__HOW TO COMPLETE THIS TASK__
When a picture appears among the records, leave it out, and copy all else exactly.

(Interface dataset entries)

== Segment start ==

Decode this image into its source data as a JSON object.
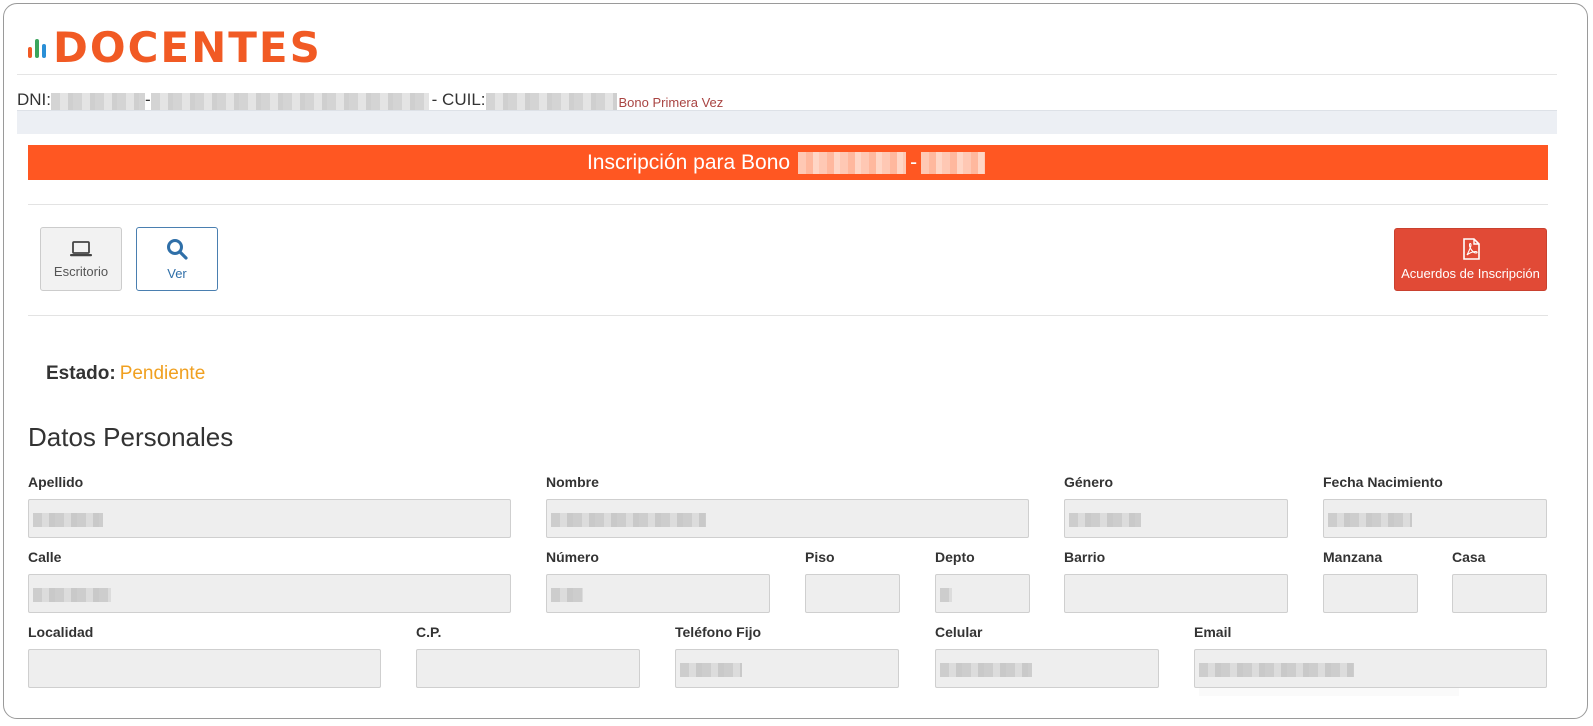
{
  "logo": {
    "text": "DOCENTES",
    "bar_colors": [
      "#f15a24",
      "#3ba55c",
      "#2a8fd6"
    ]
  },
  "id_line": {
    "dni_label": "DNI:",
    "separator": "-",
    "cuil_label": "- CUIL:",
    "mode": "Bono Primera Vez"
  },
  "banner": {
    "title": "Inscripción para Bono",
    "separator": "-"
  },
  "toolbar": {
    "escritorio_label": "Escritorio",
    "ver_label": "Ver",
    "acuerdos_label": "Acuerdos de Inscripción"
  },
  "estado": {
    "label": "Estado:",
    "value": "Pendiente",
    "value_color": "#f0a020"
  },
  "section_title": "Datos Personales",
  "form": {
    "apellido": "Apellido",
    "nombre": "Nombre",
    "genero": "Género",
    "fecha_nacimiento": "Fecha Nacimiento",
    "calle": "Calle",
    "numero": "Número",
    "piso": "Piso",
    "depto": "Depto",
    "barrio": "Barrio",
    "manzana": "Manzana",
    "casa": "Casa",
    "localidad": "Localidad",
    "cp": "C.P.",
    "telefono_fijo": "Teléfono Fijo",
    "celular": "Celular",
    "email": "Email"
  },
  "colors": {
    "accent": "#ff5722",
    "pdf_button": "#e14a36",
    "estado": "#f0a020",
    "mode_link": "#a94442"
  }
}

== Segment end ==

__SOLVED PROBLEM__
Decode this image into its source data as a JSON object.
{
  "logo": {
    "text": "DOCENTES",
    "bar_colors": [
      "#f15a24",
      "#3ba55c",
      "#2a8fd6"
    ]
  },
  "id_line": {
    "dni_label": "DNI:",
    "separator": "-",
    "cuil_label": "- CUIL:",
    "mode": "Bono Primera Vez"
  },
  "banner": {
    "title": "Inscripción para Bono",
    "separator": "-"
  },
  "toolbar": {
    "escritorio_label": "Escritorio",
    "ver_label": "Ver",
    "acuerdos_label": "Acuerdos de Inscripción"
  },
  "estado": {
    "label": "Estado:",
    "value": "Pendiente",
    "value_color": "#f0a020"
  },
  "section_title": "Datos Personales",
  "form": {
    "apellido": "Apellido",
    "nombre": "Nombre",
    "genero": "Género",
    "fecha_nacimiento": "Fecha Nacimiento",
    "calle": "Calle",
    "numero": "Número",
    "piso": "Piso",
    "depto": "Depto",
    "barrio": "Barrio",
    "manzana": "Manzana",
    "casa": "Casa",
    "localidad": "Localidad",
    "cp": "C.P.",
    "telefono_fijo": "Teléfono Fijo",
    "celular": "Celular",
    "email": "Email"
  },
  "colors": {
    "accent": "#ff5722",
    "pdf_button": "#e14a36",
    "estado": "#f0a020",
    "mode_link": "#a94442"
  }
}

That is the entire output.